■ Task objective ■
If a line in the records below contains "this", copy that line.

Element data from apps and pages
▽

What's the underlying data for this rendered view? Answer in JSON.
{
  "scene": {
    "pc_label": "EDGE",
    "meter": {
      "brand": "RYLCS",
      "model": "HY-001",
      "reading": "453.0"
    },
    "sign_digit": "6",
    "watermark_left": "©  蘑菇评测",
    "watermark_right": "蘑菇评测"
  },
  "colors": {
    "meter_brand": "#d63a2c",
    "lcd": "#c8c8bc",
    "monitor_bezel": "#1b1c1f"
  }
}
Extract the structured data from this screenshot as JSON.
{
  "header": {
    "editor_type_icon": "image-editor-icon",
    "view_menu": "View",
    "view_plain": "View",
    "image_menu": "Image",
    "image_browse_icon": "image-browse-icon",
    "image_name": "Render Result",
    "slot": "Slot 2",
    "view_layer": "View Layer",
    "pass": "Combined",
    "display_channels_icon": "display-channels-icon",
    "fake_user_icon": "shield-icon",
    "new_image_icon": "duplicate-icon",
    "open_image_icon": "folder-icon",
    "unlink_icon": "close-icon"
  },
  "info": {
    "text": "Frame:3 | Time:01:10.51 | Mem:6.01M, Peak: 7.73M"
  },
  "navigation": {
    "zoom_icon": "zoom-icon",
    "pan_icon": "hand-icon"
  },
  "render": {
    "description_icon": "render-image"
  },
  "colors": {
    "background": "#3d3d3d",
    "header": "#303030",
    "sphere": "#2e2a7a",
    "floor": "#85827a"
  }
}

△

■ Task solution ■
What's the underlying data for this rendered view? Answer in JSON.
Extract the structured data from this screenshot as JSON.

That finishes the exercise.